And don’t forget, if all less fails, you can throw your weapon too to finish a runner.
Chivalry 2 wouldn’t be a class-based multiplayer game without an option that absolutely no one likes. Archers are the fourth option available to players; unsurprisingly, they focus on ranged attacks. As a result, you’ll often see these players skirt around the back of the fight and take up any high ground they come across.
While they don’t deal tremendous damage with a hit, they’re definitely still a threat to your long-term wellbeing. More worryingly, their strikes can stagger and interrupt you as you are fighting someone not too scared to look you in the eye. A pesky archer can change the course of the battle if they pick targets well and don’t accidentally shoot their team in the back, so keep an eye out.
If you are finding yourself overwhelming by a hail of arrows, consider these few options to reduce their effectiveness, the easiest of which is to simply get out of the way. If you can put some cover between you and the archers, forcing the melee opponents to follow you, the fight will be much more even as the archers attempt to reposition themselves. This is preferable even if it means giving up a little ground since the respawn of your whole squad will be much more costly.
If that isn’t an option, you’ll have to once again think about flanking them. They will almost certainly have their attention straight ahead, trying to score as many kills as possible and help support their team. If you can get around the sides, you’ll probably be able to sneak right up to them before they notice.
In a close-quarters fight with an archer, you have the advantage but don’t underestimate them. The daggers they carry are fast and sharp so make sure not to get caught after your initial attack.
A medieval battlefield is a dangerous place, and there’s a pretty much certain chance you’ll be killed plenty of times during each Chivalry 2 match. Obviously, this isn’t a battle royale, so you won’t have to worry about finding a new game just because you died. Even better, you’ll have the chance to heal if you can stay out of danger for a few seconds, but that won’t always be an option.
Every time you die, your team loses a respawn ticket. Lose them all and you've lost, so make sure you’re not dying needlessly too often. When you are dead, you have to wait for the respawn timer to countdown before you’re allowed back into the fight.
This timer is constantly ticking over. Upon death, you are added to the group that respawns when it next hits zero. That means sometimes you’ll be waiting for the better part of thirty seconds, while other times you’ll barely have a chance to check Twitter before you’re shouting your war cry again and running towards almost certain death.

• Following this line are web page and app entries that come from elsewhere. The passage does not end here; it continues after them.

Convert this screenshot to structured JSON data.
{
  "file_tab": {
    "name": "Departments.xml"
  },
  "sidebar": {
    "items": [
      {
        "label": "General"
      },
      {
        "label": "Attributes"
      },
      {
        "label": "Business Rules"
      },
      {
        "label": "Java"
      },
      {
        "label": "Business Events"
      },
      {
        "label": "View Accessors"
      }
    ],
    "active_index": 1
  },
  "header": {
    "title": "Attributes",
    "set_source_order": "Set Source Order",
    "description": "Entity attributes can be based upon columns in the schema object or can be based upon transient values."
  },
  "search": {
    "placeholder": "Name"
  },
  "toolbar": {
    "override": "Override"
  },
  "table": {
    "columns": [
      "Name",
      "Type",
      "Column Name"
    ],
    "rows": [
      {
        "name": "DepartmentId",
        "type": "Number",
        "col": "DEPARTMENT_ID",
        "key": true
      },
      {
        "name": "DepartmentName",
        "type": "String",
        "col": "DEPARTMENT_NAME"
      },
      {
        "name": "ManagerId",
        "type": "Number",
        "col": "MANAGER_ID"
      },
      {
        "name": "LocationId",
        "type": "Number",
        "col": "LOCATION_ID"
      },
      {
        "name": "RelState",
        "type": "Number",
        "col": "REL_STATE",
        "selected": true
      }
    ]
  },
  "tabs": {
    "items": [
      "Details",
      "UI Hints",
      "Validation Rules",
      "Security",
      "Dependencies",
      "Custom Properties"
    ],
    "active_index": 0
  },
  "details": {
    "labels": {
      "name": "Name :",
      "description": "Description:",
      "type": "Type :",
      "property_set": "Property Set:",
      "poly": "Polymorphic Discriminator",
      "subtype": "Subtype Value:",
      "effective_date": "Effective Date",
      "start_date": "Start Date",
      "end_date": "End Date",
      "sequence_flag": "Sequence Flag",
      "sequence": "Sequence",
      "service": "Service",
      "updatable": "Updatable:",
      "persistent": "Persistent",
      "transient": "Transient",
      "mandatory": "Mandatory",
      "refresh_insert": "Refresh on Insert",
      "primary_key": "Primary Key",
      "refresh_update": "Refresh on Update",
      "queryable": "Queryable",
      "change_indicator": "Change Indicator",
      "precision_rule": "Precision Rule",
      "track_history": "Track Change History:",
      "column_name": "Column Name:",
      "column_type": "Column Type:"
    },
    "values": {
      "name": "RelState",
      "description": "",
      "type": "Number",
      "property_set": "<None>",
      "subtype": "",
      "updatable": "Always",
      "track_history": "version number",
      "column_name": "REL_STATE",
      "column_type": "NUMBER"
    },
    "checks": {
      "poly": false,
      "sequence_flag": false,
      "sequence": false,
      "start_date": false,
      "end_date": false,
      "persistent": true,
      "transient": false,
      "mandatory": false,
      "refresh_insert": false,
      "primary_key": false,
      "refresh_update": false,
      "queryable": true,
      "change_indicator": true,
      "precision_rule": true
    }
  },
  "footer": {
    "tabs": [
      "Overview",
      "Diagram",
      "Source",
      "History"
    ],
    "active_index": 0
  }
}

There isn’t any way of knowing when the counter is one until you die, so you’re unfortunately going to have to accept that sometimes you’ll be out of the fight for a while. But time and be aware of just how many of your team have perished at any given moment since you know they’ll be out of the fight for a few seconds. It might be worth staging a retreat so your reinforcements arrive earlier, with hopefully a more stretched-out opposing force.